▶ _Exercise instructions_
Quote all of the data that follows exactly as written, skipping the images.

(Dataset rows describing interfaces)
◆ ◆ ◆ ◆ ◆

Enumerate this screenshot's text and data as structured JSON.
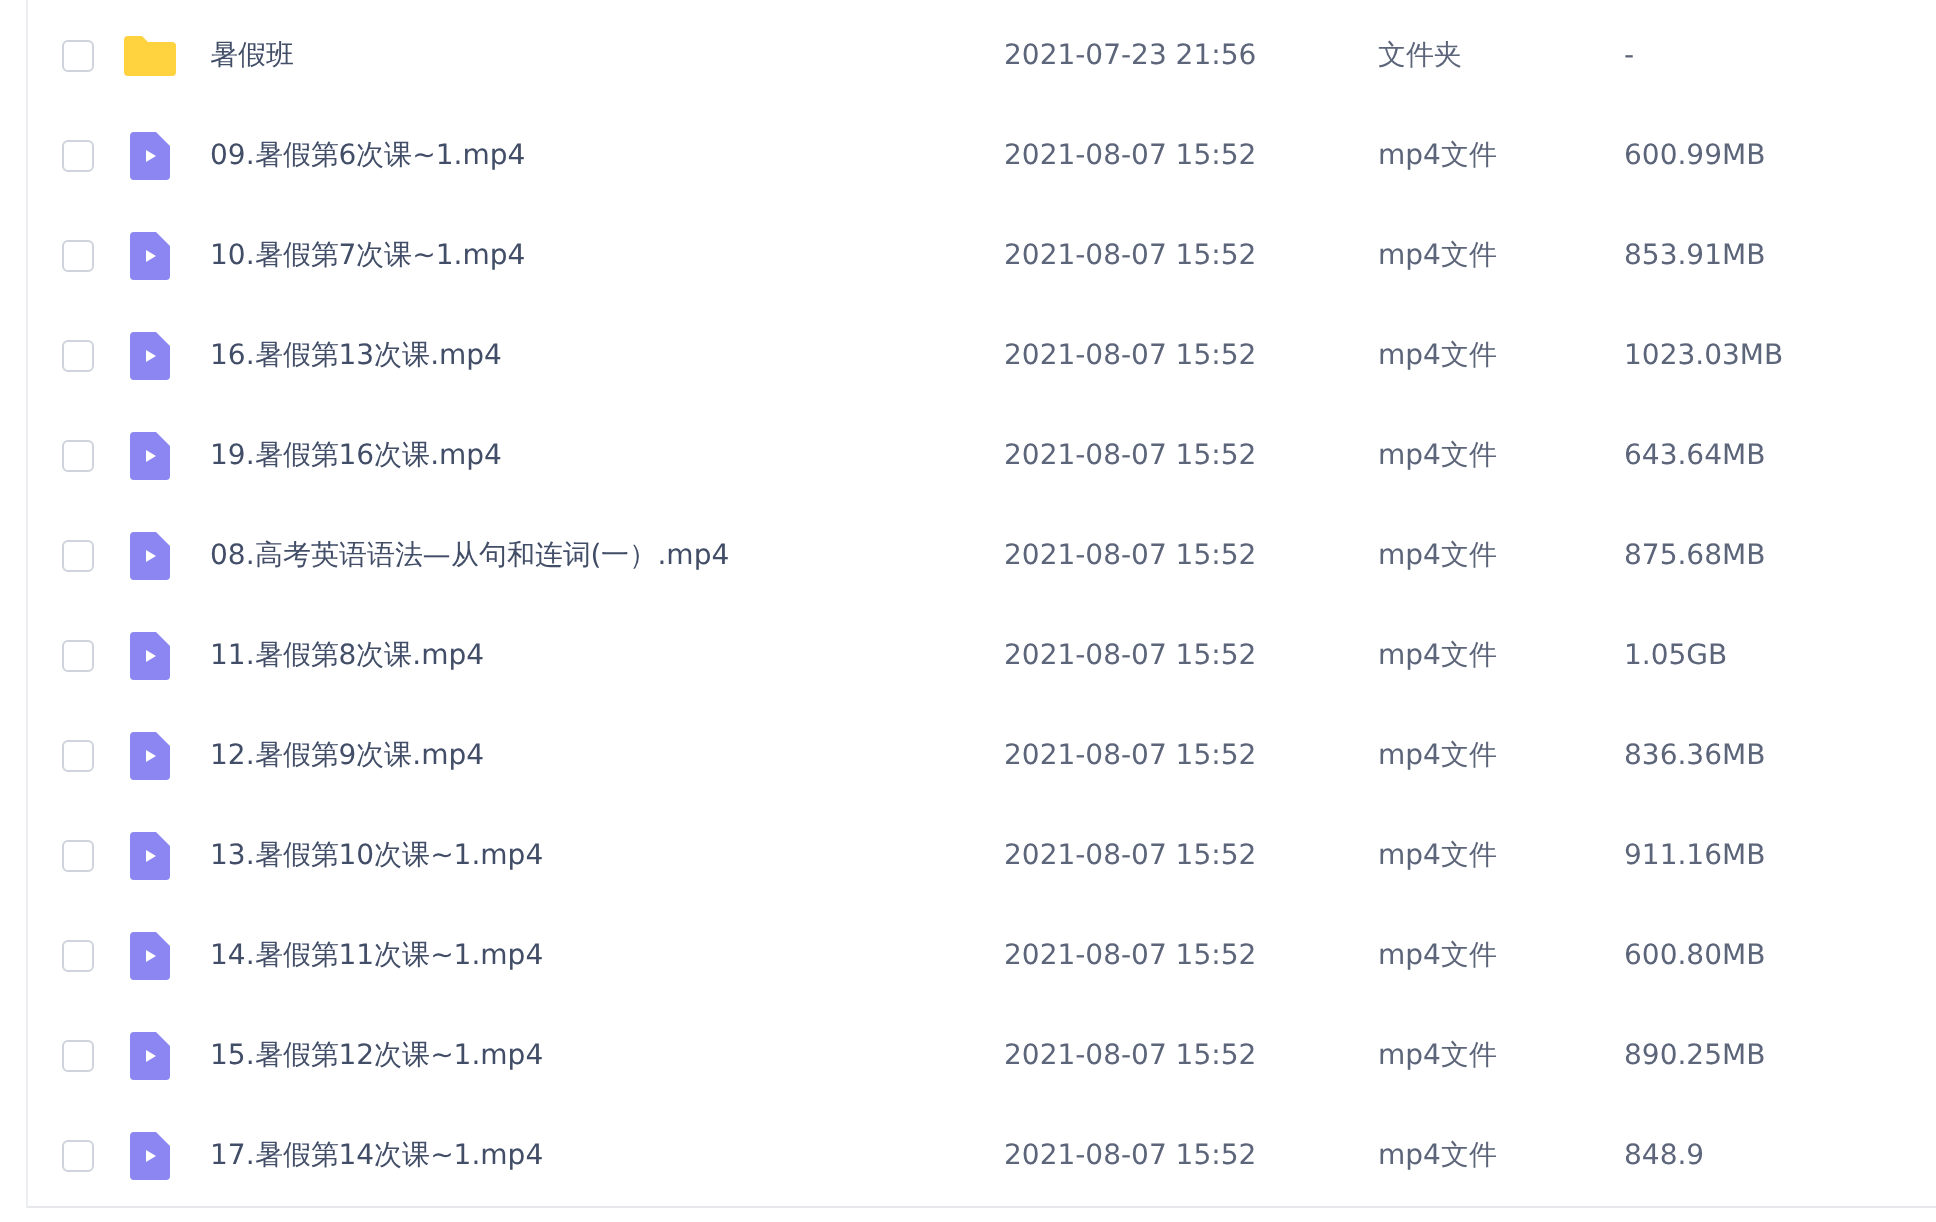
{
  "files": [
    {
      "kind": "folder",
      "name": "暑假班",
      "modified": "2021-07-23 21:56",
      "type": "文件夹",
      "size": "-",
      "checked": false
    },
    {
      "kind": "video",
      "name": "09.暑假第6次课~1.mp4",
      "modified": "2021-08-07 15:52",
      "type": "mp4文件",
      "size": "600.99MB",
      "checked": false
    },
    {
      "kind": "video",
      "name": "10.暑假第7次课~1.mp4",
      "modified": "2021-08-07 15:52",
      "type": "mp4文件",
      "size": "853.91MB",
      "checked": false
    },
    {
      "kind": "video",
      "name": "16.暑假第13次课.mp4",
      "modified": "2021-08-07 15:52",
      "type": "mp4文件",
      "size": "1023.03MB",
      "checked": false
    },
    {
      "kind": "video",
      "name": "19.暑假第16次课.mp4",
      "modified": "2021-08-07 15:52",
      "type": "mp4文件",
      "size": "643.64MB",
      "checked": false
    },
    {
      "kind": "video",
      "name": "08.高考英语语法—从句和连词(一）.mp4",
      "modified": "2021-08-07 15:52",
      "type": "mp4文件",
      "size": "875.68MB",
      "checked": false
    },
    {
      "kind": "video",
      "name": "11.暑假第8次课.mp4",
      "modified": "2021-08-07 15:52",
      "type": "mp4文件",
      "size": "1.05GB",
      "checked": false
    },
    {
      "kind": "video",
      "name": "12.暑假第9次课.mp4",
      "modified": "2021-08-07 15:52",
      "type": "mp4文件",
      "size": "836.36MB",
      "checked": false
    },
    {
      "kind": "video",
      "name": "13.暑假第10次课~1.mp4",
      "modified": "2021-08-07 15:52",
      "type": "mp4文件",
      "size": "911.16MB",
      "checked": false
    },
    {
      "kind": "video",
      "name": "14.暑假第11次课~1.mp4",
      "modified": "2021-08-07 15:52",
      "type": "mp4文件",
      "size": "600.80MB",
      "checked": false
    },
    {
      "kind": "video",
      "name": "15.暑假第12次课~1.mp4",
      "modified": "2021-08-07 15:52",
      "type": "mp4文件",
      "size": "890.25MB",
      "checked": false
    },
    {
      "kind": "video",
      "name": "17.暑假第14次课~1.mp4",
      "modified": "2021-08-07 15:52",
      "type": "mp4文件",
      "size": "848.9",
      "checked": false
    }
  ]
}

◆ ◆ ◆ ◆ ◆

▶ _Completed task_
Enumerate this screenshot's text and data as structured JSON.
{
  "files": [
    {
      "kind": "folder",
      "name": "暑假班",
      "modified": "2021-07-23 21:56",
      "type": "文件夹",
      "size": "-",
      "checked": false
    },
    {
      "kind": "video",
      "name": "09.暑假第6次课~1.mp4",
      "modified": "2021-08-07 15:52",
      "type": "mp4文件",
      "size": "600.99MB",
      "checked": false
    },
    {
      "kind": "video",
      "name": "10.暑假第7次课~1.mp4",
      "modified": "2021-08-07 15:52",
      "type": "mp4文件",
      "size": "853.91MB",
      "checked": false
    },
    {
      "kind": "video",
      "name": "16.暑假第13次课.mp4",
      "modified": "2021-08-07 15:52",
      "type": "mp4文件",
      "size": "1023.03MB",
      "checked": false
    },
    {
      "kind": "video",
      "name": "19.暑假第16次课.mp4",
      "modified": "2021-08-07 15:52",
      "type": "mp4文件",
      "size": "643.64MB",
      "checked": false
    },
    {
      "kind": "video",
      "name": "08.高考英语语法—从句和连词(一）.mp4",
      "modified": "2021-08-07 15:52",
      "type": "mp4文件",
      "size": "875.68MB",
      "checked": false
    },
    {
      "kind": "video",
      "name": "11.暑假第8次课.mp4",
      "modified": "2021-08-07 15:52",
      "type": "mp4文件",
      "size": "1.05GB",
      "checked": false
    },
    {
      "kind": "video",
      "name": "12.暑假第9次课.mp4",
      "modified": "2021-08-07 15:52",
      "type": "mp4文件",
      "size": "836.36MB",
      "checked": false
    },
    {
      "kind": "video",
      "name": "13.暑假第10次课~1.mp4",
      "modified": "2021-08-07 15:52",
      "type": "mp4文件",
      "size": "911.16MB",
      "checked": false
    },
    {
      "kind": "video",
      "name": "14.暑假第11次课~1.mp4",
      "modified": "2021-08-07 15:52",
      "type": "mp4文件",
      "size": "600.80MB",
      "checked": false
    },
    {
      "kind": "video",
      "name": "15.暑假第12次课~1.mp4",
      "modified": "2021-08-07 15:52",
      "type": "mp4文件",
      "size": "890.25MB",
      "checked": false
    },
    {
      "kind": "video",
      "name": "17.暑假第14次课~1.mp4",
      "modified": "2021-08-07 15:52",
      "type": "mp4文件",
      "size": "848.9",
      "checked": false
    }
  ]
}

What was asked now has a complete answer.